In order to make the required proteins, the cells need a full array of amino acids. If a nonessential amino acid (that is, ones the cell can make:) is unavailable from food, the cell synthesizes it and continues attaching amino acids to the protein strands being manufactured. If the diet fails to provide enough essential amino acids (ones that it can't make), the cells
break down more internal proteins to liberate the needed essential amino acids and
conserve the essential amino acid by limiting their synthesis of proteins.
As the deprivation continues, the tissues make one adjustment after another to survive.
Characterize food in protein amount
Quality Proteins: Provide enough of all the essential amino acids in relatively the same amounts that the body requires. More digestible=higher quality. Cook with moist heat, instead of frying
High quality protein sources: Animal. Contain all essential AA's
Mid quality sources: Legumes, soybeans
Low quality sources: grains/nuts (they're missing some AA)
Complementary: legumes and grains balance each other. (black beans and rice, tortillas and beans, pita bread and hummus, bread and peanut butter)
Complementary Proteins: Two or more proteins whose amino acid assortments complement each other in such a way that the essential amino acids missing from one are supplied by the other.
Consequences for Protein Excess
It's wasted because you can't store protein. Heart disease, kidney disease (though excess protein does not cause kidney disease, it has been proven to accelerated preexisting conditions such as kidney stones), osteoporosis (also caused by low protein), and possibly cancer.
Consequences for Protein Deficiency
Protein-energy malnutrition (PEM):
Marasmus (skin and bones): similar to malnutrition; the person is shriveled and lean all over; most often in young children/infants. Muscles (including heart) weaken. Brain development stops. Body temp is subnormal, with no insulation. Need love. No growth, don't heal, no energy to even cry. Digestive tract stops working. Killed by disease (table 6-4 pg 212)
Kwashiorkor (big belly): sufficient calories with not enough protein; edema and fatty liver; swollen belly and skin rash; found in older children. The Liver swells because there isn't enough protein to export the fats into the body and so it expands to accommodate the fats. (table 6-4 pg. 212)
It has to do with functions. Muscle, bone, antibodies, fluid balance (edema, usually in feet and lower legs), working cells, organs, people become apathetic and listless.
apathy, loss of interest in women/men, loss of hair, edema, lack energy, food digestion decrease
Strengths of Veg & Vegan
Benefits of vegetarian:
Maintain healthier body weight
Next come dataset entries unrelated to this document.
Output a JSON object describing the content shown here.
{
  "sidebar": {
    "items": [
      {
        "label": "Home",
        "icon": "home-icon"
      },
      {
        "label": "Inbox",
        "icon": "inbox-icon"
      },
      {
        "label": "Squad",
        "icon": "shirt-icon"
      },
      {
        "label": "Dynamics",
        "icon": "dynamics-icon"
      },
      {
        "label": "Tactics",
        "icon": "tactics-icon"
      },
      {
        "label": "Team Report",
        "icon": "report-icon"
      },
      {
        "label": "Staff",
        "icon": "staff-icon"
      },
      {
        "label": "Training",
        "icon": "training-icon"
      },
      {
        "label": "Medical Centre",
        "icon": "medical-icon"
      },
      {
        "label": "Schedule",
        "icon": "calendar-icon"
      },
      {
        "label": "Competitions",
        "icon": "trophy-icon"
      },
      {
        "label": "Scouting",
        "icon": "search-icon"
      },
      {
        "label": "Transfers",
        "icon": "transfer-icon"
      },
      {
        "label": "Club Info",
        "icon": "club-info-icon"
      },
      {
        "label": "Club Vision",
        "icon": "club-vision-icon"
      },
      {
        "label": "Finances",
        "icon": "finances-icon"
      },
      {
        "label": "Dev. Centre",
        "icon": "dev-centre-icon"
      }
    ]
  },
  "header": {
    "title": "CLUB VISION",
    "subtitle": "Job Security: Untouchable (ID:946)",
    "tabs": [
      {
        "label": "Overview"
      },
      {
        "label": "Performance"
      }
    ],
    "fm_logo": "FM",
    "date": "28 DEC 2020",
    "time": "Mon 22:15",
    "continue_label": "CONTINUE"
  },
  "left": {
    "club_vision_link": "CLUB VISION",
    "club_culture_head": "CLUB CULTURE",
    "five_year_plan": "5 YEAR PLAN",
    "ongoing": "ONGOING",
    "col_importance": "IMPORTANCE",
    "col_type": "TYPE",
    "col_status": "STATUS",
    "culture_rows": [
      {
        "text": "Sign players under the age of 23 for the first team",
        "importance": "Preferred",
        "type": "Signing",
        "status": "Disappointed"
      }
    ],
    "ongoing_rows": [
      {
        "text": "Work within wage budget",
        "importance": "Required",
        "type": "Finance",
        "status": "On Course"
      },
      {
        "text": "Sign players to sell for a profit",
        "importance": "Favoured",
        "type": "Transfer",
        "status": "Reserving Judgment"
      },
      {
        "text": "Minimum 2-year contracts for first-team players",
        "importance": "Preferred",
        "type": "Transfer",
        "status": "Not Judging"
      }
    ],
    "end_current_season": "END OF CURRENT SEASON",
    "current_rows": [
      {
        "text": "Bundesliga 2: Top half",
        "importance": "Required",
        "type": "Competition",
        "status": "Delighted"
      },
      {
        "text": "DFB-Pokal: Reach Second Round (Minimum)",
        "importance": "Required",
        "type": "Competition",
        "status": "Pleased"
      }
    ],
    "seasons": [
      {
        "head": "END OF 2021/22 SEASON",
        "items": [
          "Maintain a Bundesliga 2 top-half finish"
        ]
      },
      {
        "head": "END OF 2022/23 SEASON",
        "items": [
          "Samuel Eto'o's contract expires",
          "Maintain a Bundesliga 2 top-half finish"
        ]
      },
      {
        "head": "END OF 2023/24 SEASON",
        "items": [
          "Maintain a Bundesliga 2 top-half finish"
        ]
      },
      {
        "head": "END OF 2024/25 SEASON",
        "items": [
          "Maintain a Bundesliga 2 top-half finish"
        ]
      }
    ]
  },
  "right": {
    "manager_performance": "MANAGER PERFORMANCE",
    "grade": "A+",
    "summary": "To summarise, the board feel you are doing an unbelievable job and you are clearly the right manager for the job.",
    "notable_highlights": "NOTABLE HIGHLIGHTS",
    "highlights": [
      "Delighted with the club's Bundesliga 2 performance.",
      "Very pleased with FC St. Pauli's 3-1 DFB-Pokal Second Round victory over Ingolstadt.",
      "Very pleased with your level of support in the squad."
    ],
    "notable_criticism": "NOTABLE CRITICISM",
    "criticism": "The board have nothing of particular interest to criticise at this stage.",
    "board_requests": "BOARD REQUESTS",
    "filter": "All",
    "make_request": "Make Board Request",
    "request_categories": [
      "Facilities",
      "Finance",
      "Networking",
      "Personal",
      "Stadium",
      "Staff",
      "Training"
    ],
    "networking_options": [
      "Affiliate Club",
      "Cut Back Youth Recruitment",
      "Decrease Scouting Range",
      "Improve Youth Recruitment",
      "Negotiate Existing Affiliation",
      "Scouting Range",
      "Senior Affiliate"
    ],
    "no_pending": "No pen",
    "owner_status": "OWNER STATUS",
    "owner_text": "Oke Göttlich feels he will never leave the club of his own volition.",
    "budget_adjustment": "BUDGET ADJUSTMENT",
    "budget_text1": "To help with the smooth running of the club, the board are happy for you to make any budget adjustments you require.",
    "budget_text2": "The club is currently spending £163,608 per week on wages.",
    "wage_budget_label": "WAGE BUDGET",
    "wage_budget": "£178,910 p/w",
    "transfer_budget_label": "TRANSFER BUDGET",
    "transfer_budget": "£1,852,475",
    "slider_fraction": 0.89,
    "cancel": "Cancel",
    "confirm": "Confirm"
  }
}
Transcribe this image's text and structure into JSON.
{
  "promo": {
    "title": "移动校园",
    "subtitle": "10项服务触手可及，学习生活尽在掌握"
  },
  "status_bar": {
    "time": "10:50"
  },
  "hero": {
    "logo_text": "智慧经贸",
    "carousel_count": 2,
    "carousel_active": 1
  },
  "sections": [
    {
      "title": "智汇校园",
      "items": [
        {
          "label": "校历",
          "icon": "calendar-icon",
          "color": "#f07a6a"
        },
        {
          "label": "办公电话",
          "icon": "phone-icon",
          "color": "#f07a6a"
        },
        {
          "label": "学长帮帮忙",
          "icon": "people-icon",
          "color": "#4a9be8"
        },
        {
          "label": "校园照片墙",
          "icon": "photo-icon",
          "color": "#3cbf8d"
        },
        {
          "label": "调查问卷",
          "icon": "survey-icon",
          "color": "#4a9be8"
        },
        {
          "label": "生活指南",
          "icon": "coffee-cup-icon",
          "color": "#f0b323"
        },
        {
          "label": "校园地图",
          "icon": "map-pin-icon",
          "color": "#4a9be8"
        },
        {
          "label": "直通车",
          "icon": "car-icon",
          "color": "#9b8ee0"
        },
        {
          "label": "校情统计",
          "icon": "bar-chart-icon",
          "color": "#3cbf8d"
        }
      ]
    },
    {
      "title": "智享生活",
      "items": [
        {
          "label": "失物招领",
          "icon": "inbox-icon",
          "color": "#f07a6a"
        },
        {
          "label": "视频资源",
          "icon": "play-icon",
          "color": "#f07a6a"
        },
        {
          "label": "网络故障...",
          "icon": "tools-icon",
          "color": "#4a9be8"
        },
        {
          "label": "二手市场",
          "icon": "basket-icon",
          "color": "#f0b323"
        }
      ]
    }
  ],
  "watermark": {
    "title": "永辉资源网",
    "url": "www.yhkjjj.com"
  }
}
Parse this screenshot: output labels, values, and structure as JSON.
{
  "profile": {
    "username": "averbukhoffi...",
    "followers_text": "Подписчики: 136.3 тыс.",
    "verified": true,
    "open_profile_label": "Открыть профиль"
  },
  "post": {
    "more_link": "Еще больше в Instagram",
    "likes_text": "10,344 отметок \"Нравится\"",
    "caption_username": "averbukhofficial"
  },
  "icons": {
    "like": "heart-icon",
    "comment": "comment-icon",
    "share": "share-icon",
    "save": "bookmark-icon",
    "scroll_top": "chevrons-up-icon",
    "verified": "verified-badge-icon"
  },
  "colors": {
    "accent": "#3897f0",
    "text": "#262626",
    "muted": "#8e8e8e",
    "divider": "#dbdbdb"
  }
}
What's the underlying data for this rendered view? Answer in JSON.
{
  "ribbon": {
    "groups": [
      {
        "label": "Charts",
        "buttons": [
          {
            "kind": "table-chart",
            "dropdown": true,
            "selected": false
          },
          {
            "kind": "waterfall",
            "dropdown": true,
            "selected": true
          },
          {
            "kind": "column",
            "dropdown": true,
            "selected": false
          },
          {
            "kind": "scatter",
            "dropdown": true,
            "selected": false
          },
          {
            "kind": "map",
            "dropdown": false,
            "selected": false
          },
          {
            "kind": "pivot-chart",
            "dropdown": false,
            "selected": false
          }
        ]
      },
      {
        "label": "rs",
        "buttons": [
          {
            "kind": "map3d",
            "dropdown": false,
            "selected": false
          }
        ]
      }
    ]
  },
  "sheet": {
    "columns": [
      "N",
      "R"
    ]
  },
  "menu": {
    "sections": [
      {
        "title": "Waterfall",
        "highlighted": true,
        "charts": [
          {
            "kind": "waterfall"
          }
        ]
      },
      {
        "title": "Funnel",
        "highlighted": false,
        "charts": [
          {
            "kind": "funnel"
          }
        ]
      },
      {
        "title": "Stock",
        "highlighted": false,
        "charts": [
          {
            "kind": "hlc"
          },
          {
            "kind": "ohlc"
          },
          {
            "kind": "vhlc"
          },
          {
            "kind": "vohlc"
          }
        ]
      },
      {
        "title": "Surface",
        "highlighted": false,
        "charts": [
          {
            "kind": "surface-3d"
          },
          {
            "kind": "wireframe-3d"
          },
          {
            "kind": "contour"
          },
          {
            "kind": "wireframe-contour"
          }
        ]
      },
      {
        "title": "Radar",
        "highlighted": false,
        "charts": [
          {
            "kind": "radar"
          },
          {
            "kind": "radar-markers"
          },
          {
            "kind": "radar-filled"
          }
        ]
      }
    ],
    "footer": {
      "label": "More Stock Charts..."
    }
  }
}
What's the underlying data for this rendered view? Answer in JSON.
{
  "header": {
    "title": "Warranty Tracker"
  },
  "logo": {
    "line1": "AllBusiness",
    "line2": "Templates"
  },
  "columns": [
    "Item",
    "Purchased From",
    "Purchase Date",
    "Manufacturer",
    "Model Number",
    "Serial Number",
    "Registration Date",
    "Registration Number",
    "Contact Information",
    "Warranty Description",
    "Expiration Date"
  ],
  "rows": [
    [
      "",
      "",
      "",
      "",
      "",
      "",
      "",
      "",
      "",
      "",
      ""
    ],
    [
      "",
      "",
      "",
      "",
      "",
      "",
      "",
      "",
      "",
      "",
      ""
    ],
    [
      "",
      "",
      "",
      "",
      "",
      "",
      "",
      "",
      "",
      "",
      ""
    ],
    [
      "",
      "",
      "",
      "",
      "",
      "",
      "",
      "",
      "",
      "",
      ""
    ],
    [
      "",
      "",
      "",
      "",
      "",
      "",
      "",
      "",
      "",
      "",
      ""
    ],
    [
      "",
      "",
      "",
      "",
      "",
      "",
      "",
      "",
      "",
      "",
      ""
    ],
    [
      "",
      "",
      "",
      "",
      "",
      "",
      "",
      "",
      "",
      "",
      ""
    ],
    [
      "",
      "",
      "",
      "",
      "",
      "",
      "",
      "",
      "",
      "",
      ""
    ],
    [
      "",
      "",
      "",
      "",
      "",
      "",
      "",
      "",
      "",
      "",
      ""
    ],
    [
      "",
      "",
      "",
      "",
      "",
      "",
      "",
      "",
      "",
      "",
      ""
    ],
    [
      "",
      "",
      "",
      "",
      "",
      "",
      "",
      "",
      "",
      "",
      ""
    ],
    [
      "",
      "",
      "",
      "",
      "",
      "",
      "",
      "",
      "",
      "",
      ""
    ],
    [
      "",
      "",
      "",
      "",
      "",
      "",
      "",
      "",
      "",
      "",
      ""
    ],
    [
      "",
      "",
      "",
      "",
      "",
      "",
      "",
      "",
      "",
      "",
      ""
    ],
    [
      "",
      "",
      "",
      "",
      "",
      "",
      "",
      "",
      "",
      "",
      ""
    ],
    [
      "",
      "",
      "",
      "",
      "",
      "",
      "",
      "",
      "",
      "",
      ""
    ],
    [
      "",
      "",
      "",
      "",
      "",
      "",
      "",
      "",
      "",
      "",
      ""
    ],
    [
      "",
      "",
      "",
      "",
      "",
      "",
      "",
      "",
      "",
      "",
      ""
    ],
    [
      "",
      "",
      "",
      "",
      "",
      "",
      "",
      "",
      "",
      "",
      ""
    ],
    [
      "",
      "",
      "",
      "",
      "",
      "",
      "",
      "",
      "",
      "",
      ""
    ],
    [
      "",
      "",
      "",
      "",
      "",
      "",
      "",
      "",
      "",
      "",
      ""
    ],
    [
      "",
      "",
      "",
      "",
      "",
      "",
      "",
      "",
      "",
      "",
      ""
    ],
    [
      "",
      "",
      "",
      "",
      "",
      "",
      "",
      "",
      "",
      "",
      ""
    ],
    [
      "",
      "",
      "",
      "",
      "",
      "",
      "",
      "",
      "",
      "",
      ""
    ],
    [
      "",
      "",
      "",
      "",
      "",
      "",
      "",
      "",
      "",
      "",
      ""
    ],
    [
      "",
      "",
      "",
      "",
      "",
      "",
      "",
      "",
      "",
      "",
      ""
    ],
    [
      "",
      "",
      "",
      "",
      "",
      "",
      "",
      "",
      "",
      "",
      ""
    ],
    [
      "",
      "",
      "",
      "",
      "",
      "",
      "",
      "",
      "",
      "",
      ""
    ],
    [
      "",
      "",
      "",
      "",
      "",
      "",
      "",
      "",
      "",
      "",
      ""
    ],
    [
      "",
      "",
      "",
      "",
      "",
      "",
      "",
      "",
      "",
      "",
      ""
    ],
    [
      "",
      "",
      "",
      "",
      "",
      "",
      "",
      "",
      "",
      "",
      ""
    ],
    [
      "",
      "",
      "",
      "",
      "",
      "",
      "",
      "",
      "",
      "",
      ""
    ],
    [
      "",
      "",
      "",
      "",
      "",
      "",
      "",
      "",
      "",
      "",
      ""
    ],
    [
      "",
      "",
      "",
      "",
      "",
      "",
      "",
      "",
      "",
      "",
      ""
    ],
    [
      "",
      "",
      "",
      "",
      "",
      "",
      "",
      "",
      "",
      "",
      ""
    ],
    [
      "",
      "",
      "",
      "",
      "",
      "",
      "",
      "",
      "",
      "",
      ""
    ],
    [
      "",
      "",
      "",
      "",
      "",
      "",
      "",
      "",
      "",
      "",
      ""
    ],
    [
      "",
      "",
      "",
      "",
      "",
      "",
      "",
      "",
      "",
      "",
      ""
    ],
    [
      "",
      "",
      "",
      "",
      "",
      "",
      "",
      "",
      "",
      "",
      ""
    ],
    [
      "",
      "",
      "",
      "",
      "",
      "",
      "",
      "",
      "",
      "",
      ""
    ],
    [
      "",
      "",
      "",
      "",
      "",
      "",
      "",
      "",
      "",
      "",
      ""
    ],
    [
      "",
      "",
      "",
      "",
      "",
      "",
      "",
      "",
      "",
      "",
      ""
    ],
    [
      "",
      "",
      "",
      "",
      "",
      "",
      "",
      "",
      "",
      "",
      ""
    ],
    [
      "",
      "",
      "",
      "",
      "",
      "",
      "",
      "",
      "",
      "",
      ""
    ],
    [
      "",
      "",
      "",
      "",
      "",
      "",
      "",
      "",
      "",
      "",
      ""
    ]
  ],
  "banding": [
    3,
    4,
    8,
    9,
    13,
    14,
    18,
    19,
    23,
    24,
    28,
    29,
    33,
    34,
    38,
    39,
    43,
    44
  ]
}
Reduced levels of chronic disease, particularly heart and arterial diseases
Lower levels of heart disease
Lower levels of cancer
Defense against high blood pressure, cancers, heart disease
On average, vegetarians usually abstain from alcohol and cigarette use opposed to other adults.
Fiber, fruit, and vegetables higher in diet
Less sat fats (most come from animal products)
Benefits of omnivorous:
Sufficient amounts of B12, calcium, iron, zinc
Meets energy needs for children
More reliable nutritionally
Limitations of vegetarianism
Limitations of vegetarian:
Needs to be a well planned vegetarian diet or you may omit essential nutrients by omitting certain key foods and nutrients such as B12, calcium, among others (iron, protein). Children have low energy.
Nutrients of particular concern for vegetarians: